[Dataset entries — start]
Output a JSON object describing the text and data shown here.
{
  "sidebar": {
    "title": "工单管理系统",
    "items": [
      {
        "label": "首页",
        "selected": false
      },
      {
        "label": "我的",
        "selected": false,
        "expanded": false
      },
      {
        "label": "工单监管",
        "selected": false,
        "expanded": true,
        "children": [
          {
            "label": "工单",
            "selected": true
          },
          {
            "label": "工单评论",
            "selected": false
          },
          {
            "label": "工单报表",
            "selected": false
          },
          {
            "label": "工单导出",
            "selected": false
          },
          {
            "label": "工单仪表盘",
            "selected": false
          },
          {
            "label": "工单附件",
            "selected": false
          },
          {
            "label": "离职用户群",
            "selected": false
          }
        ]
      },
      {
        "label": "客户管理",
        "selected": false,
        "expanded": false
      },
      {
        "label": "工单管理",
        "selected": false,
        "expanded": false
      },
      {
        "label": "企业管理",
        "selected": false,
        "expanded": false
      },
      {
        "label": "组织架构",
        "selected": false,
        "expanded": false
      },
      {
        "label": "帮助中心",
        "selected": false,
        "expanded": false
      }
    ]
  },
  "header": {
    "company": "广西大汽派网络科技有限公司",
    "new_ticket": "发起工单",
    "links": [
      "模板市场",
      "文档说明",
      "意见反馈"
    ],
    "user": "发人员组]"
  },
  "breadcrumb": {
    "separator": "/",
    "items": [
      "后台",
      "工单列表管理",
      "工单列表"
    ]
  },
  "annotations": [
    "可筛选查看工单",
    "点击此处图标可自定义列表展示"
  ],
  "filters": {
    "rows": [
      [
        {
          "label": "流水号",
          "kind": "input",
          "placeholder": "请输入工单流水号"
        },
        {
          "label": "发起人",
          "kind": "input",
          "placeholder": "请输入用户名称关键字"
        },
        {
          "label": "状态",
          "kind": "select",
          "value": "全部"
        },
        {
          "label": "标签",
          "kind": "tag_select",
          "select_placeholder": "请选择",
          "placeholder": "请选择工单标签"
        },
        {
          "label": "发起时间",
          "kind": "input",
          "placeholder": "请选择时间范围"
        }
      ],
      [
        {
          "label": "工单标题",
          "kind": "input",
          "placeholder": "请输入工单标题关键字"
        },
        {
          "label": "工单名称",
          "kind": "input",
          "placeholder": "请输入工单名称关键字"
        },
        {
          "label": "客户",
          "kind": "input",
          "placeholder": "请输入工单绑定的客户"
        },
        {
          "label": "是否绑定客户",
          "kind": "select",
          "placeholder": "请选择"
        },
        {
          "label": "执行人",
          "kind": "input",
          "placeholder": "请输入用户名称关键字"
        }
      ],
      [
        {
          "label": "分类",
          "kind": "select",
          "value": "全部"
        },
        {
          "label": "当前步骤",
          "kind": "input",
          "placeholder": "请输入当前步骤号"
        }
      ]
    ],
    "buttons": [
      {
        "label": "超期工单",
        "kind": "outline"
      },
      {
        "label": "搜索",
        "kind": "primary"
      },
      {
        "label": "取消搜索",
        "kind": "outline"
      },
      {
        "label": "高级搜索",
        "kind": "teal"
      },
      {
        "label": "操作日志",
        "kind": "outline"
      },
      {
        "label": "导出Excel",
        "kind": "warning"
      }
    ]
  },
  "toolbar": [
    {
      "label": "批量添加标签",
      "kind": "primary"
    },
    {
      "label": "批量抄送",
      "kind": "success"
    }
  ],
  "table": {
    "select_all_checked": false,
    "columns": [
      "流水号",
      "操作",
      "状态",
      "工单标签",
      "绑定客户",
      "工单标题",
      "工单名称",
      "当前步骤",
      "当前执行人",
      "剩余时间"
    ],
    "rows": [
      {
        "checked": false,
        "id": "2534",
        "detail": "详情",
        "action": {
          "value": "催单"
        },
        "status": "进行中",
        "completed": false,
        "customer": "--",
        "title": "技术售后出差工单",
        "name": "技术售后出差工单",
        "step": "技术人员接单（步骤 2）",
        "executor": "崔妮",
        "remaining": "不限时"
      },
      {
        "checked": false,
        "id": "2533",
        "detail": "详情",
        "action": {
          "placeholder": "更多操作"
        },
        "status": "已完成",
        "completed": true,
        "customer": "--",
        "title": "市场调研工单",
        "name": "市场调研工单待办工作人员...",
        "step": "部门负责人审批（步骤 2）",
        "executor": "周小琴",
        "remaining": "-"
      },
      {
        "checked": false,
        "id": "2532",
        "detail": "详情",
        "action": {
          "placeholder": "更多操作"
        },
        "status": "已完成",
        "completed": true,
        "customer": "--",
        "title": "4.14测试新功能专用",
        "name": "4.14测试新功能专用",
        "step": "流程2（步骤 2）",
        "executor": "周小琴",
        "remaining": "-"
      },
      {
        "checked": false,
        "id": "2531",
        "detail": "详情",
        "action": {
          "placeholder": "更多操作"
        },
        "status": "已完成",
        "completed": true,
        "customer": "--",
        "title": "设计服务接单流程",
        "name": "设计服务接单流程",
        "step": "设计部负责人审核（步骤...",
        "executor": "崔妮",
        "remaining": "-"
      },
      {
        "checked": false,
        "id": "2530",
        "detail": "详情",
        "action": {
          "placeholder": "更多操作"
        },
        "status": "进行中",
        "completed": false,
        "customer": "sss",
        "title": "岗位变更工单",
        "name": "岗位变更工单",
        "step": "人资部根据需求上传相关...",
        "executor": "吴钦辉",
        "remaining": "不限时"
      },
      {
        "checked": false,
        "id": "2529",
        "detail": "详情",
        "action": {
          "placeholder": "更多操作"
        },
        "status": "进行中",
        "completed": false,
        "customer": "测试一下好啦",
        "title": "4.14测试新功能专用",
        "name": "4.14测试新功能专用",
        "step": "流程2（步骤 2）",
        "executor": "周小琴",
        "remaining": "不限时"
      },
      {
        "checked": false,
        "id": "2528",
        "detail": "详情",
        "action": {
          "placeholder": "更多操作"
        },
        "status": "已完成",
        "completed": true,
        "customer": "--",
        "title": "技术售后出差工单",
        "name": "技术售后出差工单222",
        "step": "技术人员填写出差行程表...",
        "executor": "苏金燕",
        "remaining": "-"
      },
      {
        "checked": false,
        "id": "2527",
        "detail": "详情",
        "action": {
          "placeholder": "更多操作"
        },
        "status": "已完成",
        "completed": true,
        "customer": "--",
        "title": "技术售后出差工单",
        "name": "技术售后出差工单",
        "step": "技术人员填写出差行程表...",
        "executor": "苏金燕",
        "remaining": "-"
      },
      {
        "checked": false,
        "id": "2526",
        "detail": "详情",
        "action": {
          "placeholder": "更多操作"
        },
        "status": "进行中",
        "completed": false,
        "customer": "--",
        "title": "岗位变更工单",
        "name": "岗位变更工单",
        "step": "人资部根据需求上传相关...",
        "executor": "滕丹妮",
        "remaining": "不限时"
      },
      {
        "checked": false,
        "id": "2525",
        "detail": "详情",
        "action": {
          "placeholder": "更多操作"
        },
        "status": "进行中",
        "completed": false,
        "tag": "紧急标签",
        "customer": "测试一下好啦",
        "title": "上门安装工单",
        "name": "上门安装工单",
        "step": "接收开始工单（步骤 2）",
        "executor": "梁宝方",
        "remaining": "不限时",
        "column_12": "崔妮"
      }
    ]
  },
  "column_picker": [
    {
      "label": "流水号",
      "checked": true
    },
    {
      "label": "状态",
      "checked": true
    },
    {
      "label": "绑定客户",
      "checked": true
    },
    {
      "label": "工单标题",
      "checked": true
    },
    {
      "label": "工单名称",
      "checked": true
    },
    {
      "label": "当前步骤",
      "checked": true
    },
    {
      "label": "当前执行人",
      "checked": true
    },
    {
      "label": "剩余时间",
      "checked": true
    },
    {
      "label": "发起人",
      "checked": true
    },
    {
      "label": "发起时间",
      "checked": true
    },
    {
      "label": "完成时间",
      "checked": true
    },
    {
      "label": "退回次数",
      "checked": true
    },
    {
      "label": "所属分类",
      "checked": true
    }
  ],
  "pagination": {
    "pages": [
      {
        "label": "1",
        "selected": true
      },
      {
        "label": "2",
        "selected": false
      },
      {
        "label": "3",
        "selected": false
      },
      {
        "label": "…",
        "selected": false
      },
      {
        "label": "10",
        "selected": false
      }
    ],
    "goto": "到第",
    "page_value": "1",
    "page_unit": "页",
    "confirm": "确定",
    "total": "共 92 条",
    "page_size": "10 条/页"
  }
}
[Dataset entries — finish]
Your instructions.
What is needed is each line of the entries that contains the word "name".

Output of the task.
        "name": "技术售后出差工单",
        "name": "市场调研工单待办工作人员...",
        "name": "4.14测试新功能专用",
        "name": "设计服务接单流程",
        "name": "岗位变更工单",
        "name": "4.14测试新功能专用",
        "name": "技术售后出差工单222",
        "name": "技术售后出差工单",
        "name": "岗位变更工单",
        "name": "上门安装工单",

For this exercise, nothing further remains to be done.